:: Extracted records ::
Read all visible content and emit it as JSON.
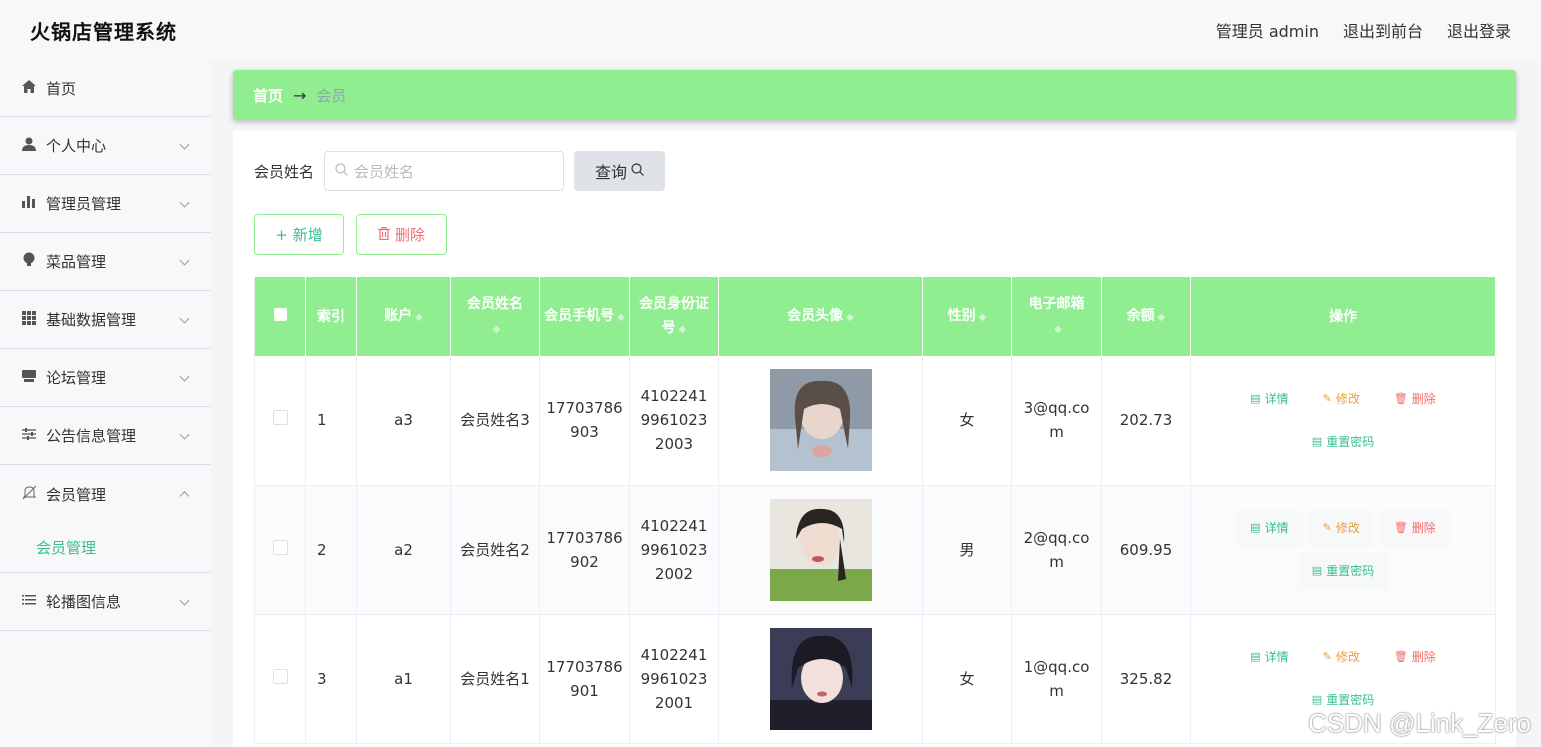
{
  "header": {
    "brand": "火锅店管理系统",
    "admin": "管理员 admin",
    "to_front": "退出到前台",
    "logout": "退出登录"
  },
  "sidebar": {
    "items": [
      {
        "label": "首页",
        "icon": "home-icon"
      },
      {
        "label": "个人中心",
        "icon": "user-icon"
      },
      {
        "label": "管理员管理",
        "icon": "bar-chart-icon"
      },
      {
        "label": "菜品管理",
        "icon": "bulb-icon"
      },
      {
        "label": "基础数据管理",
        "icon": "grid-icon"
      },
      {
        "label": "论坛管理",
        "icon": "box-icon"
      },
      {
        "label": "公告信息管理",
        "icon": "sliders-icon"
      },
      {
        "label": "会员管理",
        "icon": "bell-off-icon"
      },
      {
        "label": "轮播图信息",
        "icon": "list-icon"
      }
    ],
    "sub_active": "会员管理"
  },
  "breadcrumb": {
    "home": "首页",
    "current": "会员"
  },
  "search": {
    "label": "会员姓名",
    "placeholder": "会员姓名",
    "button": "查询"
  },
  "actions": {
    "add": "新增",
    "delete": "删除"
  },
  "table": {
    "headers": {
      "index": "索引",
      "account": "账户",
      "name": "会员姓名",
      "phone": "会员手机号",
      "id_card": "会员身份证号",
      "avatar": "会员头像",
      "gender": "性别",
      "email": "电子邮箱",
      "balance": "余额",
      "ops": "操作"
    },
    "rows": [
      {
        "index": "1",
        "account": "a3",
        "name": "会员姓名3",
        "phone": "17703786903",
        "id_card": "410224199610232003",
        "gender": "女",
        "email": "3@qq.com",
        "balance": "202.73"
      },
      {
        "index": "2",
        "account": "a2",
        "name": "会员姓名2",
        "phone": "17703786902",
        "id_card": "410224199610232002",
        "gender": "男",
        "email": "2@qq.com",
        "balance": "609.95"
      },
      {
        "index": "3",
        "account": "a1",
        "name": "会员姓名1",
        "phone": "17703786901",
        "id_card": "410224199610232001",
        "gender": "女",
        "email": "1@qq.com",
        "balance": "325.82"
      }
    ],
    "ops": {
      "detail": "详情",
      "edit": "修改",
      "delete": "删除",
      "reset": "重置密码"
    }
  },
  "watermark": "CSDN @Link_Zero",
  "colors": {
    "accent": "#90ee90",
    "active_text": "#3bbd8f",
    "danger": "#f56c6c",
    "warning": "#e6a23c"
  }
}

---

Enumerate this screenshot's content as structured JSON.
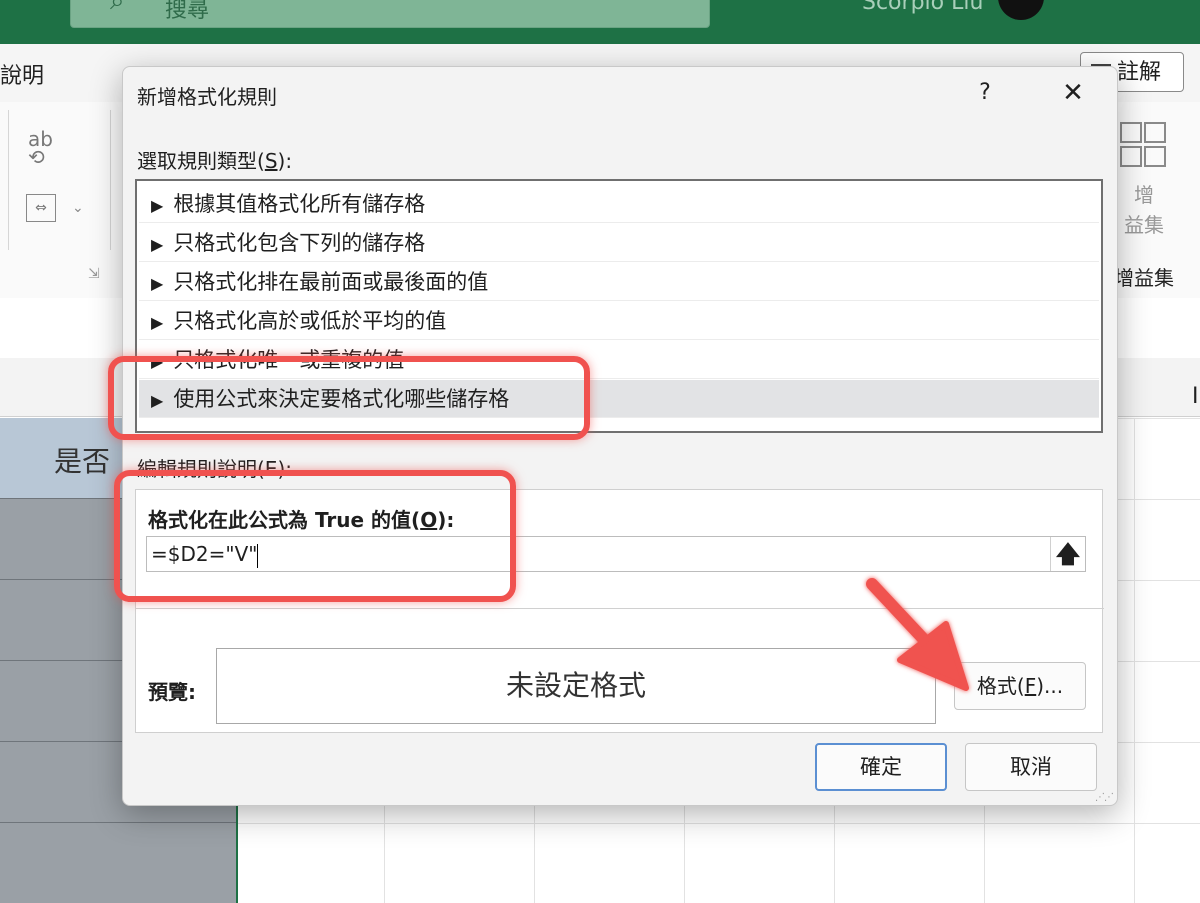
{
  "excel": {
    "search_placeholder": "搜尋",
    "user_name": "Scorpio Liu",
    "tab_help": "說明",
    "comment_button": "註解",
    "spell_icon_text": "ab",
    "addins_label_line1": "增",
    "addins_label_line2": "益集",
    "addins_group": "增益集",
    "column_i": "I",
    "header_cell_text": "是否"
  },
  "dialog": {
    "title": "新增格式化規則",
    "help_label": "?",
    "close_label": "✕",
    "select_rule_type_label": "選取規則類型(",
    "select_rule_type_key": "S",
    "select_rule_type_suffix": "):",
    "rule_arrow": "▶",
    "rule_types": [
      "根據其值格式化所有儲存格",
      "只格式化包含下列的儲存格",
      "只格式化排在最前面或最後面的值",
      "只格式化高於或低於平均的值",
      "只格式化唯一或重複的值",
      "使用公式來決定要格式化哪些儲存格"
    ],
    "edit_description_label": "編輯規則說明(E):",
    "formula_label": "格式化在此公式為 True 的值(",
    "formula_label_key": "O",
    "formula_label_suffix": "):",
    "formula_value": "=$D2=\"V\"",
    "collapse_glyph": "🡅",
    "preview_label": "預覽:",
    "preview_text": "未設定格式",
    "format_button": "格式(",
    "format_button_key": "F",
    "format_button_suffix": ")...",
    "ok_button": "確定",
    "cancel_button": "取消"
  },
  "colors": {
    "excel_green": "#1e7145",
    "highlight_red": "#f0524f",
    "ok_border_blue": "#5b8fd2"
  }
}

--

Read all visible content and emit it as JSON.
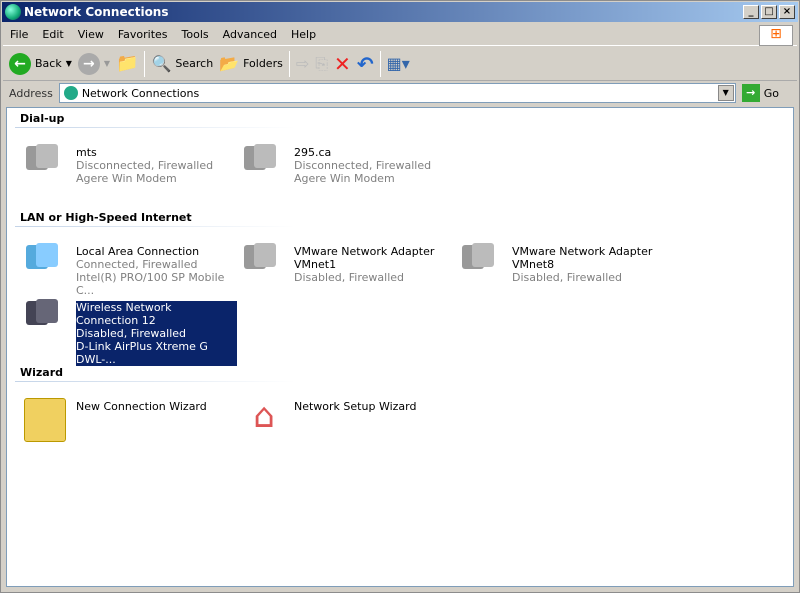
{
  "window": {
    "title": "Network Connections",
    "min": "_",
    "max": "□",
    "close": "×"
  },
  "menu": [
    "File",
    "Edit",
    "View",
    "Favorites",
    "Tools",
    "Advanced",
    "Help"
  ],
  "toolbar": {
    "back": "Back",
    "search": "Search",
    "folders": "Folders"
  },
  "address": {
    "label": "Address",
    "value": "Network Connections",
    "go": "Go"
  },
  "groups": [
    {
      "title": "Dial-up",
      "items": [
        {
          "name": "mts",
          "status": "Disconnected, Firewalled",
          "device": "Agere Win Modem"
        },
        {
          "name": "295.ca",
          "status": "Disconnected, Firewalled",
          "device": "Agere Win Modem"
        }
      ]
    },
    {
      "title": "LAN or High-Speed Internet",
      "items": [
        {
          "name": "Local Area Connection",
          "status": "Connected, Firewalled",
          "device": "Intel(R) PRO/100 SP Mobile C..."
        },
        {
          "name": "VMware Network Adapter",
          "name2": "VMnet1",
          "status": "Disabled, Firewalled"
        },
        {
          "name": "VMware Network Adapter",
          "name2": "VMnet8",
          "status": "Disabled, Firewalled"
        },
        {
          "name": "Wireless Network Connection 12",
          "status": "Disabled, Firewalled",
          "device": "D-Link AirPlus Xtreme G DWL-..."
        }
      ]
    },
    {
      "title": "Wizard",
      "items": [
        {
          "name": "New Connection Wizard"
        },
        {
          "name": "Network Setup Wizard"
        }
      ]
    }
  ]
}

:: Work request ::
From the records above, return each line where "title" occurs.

:: Exercise response ::
    "title": "新增格式化規則",
    "title": "Network Connections",
      "title": "Dial-up",
      "title": "LAN or High-Speed Internet",
      "title": "Wizard",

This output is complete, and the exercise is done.